If at first you don't succeed, try, try again...... aka third time unlucky.
The Euro crisis has all the signs of being back amongst us, and this time it may be here to stay. After two earlier false alerts - one in July around the collapse of the Portuguese Banco Espirito Santo, and another in October over the state of the Greek bailout negotiations - the announcement in early December that the Greek presidential selection process was being brought forward to the end of the month sent markets reeling off into a complete tizzy.

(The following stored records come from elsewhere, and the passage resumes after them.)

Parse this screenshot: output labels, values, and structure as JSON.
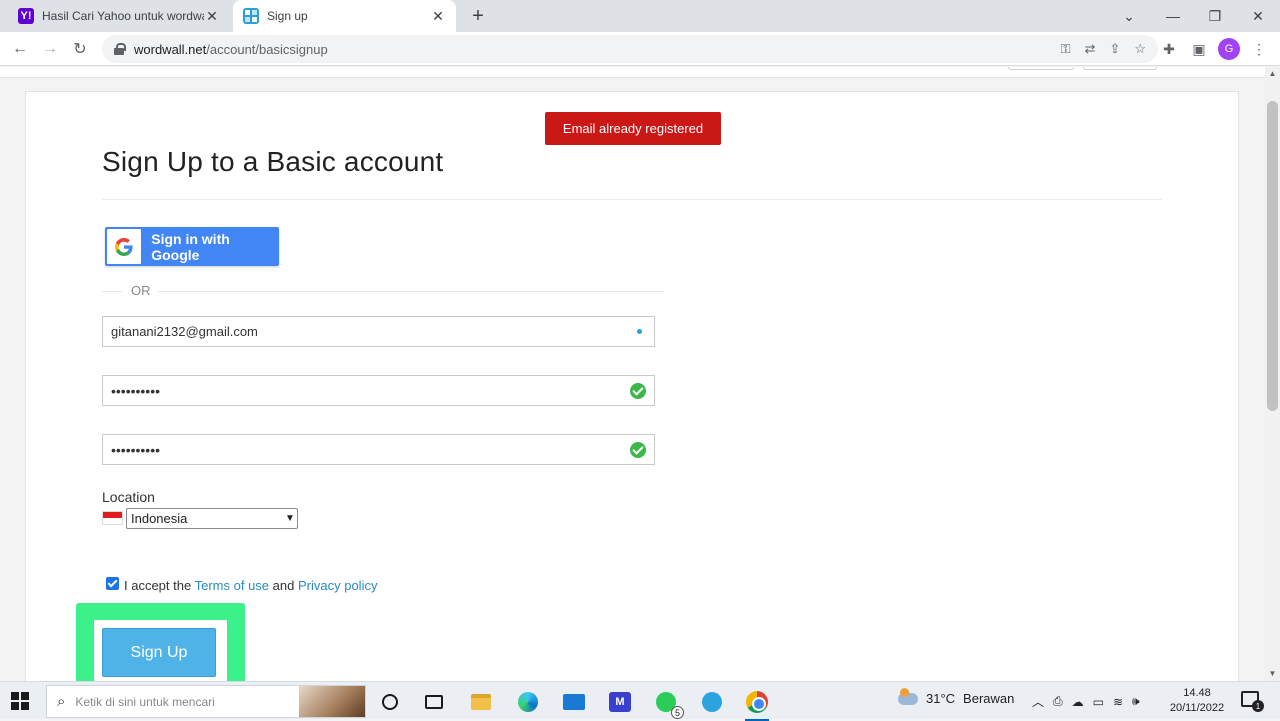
{
  "browser": {
    "tabs": [
      {
        "title": "Hasil Cari Yahoo untuk wordwall",
        "favicon": "Y!",
        "active": false
      },
      {
        "title": "Sign up",
        "favicon": "wordwall-icon",
        "active": true
      }
    ],
    "new_tab": "+",
    "address": {
      "host": "wordwall.net",
      "path": "/account/basicsignup"
    },
    "profile_initial": "G"
  },
  "page": {
    "alert": "Email already registered",
    "heading": "Sign Up to a Basic account",
    "google_button": "Sign in with Google",
    "or_text": "OR",
    "email_value": "gitanani2132@gmail.com",
    "password_mask": "••••••••••",
    "confirm_mask": "••••••••••",
    "location_label": "Location",
    "location_value": "Indonesia",
    "terms": {
      "prefix": "I accept the",
      "terms_link": "Terms of use",
      "and": "and",
      "privacy_link": "Privacy policy",
      "checked": true
    },
    "signup_button": "Sign Up"
  },
  "taskbar": {
    "search_placeholder": "Ketik di sini untuk mencari",
    "whatsapp_badge": "5",
    "weather": {
      "temp": "31°C",
      "condition": "Berawan"
    },
    "clock": {
      "time": "14.48",
      "date": "20/11/2022"
    },
    "notification_count": "1"
  },
  "colors": {
    "alert": "#cc1717",
    "google_blue": "#4285f4",
    "signup_button": "#4fb3e8",
    "highlight": "#3cf08a",
    "link": "#2a8ac4",
    "valid": "#3cb84a"
  }
}
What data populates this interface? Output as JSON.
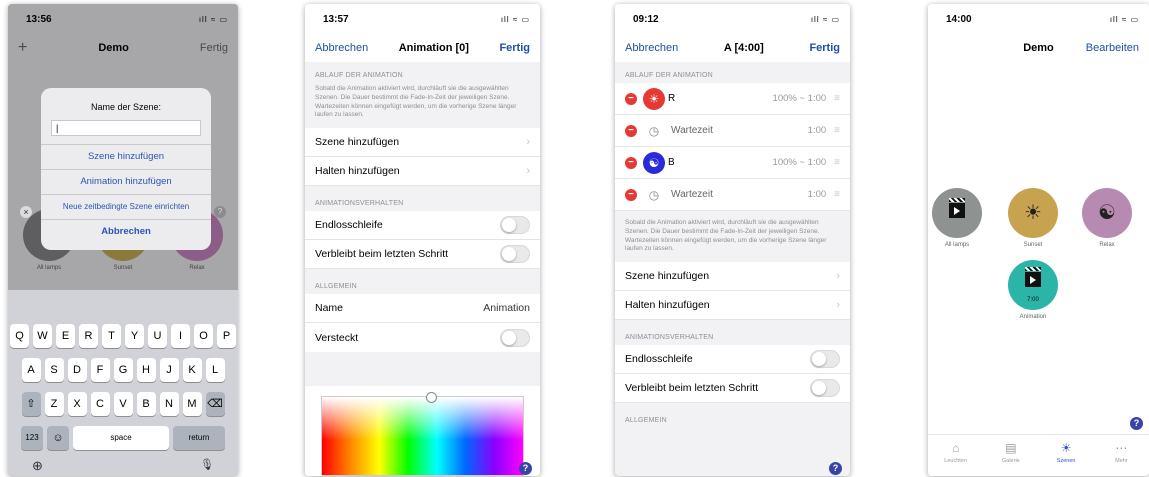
{
  "phone1": {
    "status": {
      "time": "13:56",
      "signal": "ıll ≈ ▭"
    },
    "nav": {
      "left": "+",
      "title": "Demo",
      "right": "Fertig"
    },
    "dialog": {
      "title": "Name der Szene:",
      "input_value": "|",
      "buttons": [
        "Szene hinzufügen",
        "Animation hinzufügen",
        "Neue zeitbedingte Szene einrichten",
        "Abbrechen"
      ]
    },
    "scenes": [
      {
        "label": "All lamps",
        "color": "#5e5e60"
      },
      {
        "label": "Sunset",
        "color": "#8a7a3e"
      },
      {
        "label": "Relax",
        "color": "#8a5e86"
      }
    ],
    "badges": {
      "close": "×",
      "help": "?"
    },
    "keyboard": {
      "row1": [
        "Q",
        "W",
        "E",
        "R",
        "T",
        "Y",
        "U",
        "I",
        "O",
        "P"
      ],
      "row2": [
        "A",
        "S",
        "D",
        "F",
        "G",
        "H",
        "J",
        "K",
        "L"
      ],
      "row3": [
        "⇧",
        "Z",
        "X",
        "C",
        "V",
        "B",
        "N",
        "M",
        "⌫"
      ],
      "row4": {
        "num": "123",
        "emoji": "☺",
        "space": "space",
        "return": "return"
      },
      "globe": "⊕",
      "mic": "🎙"
    }
  },
  "phone2": {
    "status": {
      "time": "13:57",
      "signal": "ıll ≈ ▭"
    },
    "nav": {
      "left": "Abbrechen",
      "title": "Animation [0]",
      "right": "Fertig"
    },
    "section1": {
      "header": "ABLAUF DER ANIMATION",
      "text": "Sobald die Animation aktiviert wird, durchläuft sie die ausgewählten Szenen. Die Dauer bestimmt die Fade-In-Zeit der jeweiligen Szene. Wartezeiten können eingefügt werden, um die vorherige Szene länger laufen zu lassen."
    },
    "add_scene": "Szene hinzufügen",
    "add_hold": "Halten hinzufügen",
    "section2": {
      "header": "ANIMATIONSVERHALTEN"
    },
    "endless": "Endlosschleife",
    "stay_last": "Verbleibt beim letzten Schritt",
    "section3": {
      "header": "ALLGEMEIN"
    },
    "name_label": "Name",
    "name_value": "Animation",
    "hidden_label": "Versteckt",
    "help": "?"
  },
  "phone3": {
    "status": {
      "time": "09:12",
      "signal": "ıll ≈ ▭"
    },
    "nav": {
      "left": "Abbrechen",
      "title": "A [4:00]",
      "right": "Fertig"
    },
    "section1": {
      "header": "ABLAUF DER ANIMATION"
    },
    "steps": [
      {
        "name": "R",
        "value": "100% ~ 1:00",
        "icon": "☀",
        "color": "#e53935"
      },
      {
        "name": "Wartezeit",
        "value": "1:00",
        "icon": "◷",
        "color": ""
      },
      {
        "name": "B",
        "value": "100% ~ 1:00",
        "icon": "☯",
        "color": "#2a2ad8"
      },
      {
        "name": "Wartezeit",
        "value": "1:00",
        "icon": "◷",
        "color": ""
      }
    ],
    "minus": "−",
    "drag": "≡",
    "text": "Sobald die Animation aktiviert wird, durchläuft sie die ausgewählten Szenen. Die Dauer bestimmt die Fade-In-Zeit der jeweiligen Szene. Wartezeiten können eingefügt werden, um die vorherige Szene länger laufen zu lassen.",
    "add_scene": "Szene hinzufügen",
    "add_hold": "Halten hinzufügen",
    "section2": {
      "header": "ANIMATIONSVERHALTEN"
    },
    "endless": "Endlosschleife",
    "stay_last": "Verbleibt beim letzten Schritt",
    "section3": {
      "header": "ALLGEMEIN"
    },
    "help": "?"
  },
  "phone4": {
    "status": {
      "time": "14:00",
      "signal": "ıll ≈ ▭"
    },
    "nav": {
      "title": "Demo",
      "right": "Bearbeiten"
    },
    "scenes": [
      {
        "label": "All lamps",
        "color": "#8e9290",
        "icon": ""
      },
      {
        "label": "Sunset",
        "color": "#c8a34f",
        "icon": "☀"
      },
      {
        "label": "Relax",
        "color": "#b78ab2",
        "icon": "☯"
      },
      {
        "label": "Animation",
        "color": "#2bb5a9",
        "icon": "",
        "time": "7:00"
      }
    ],
    "help": "?",
    "tabs": [
      {
        "label": "Leuchten",
        "icon": "⌂"
      },
      {
        "label": "Galerie",
        "icon": "▤"
      },
      {
        "label": "Szenen",
        "icon": "☀"
      },
      {
        "label": "Mehr",
        "icon": "⋯"
      }
    ],
    "accent": "#2f53c9"
  }
}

In a development reminiscent of the heady days of 2012 yields on Greek 10yr bonds surged over a percentage point in the two days following the announcement, while the stock market fell by the most on a single day since 1987. 5yr CDS on Greek debt were also up sharply, and even more significantly, the yield curve inverted with 3 year debt started to move above that on ten year debt. Yield inversion on sovereign bonds is often seen as a symptom of potential default as investors demand ever more for holding short term debt.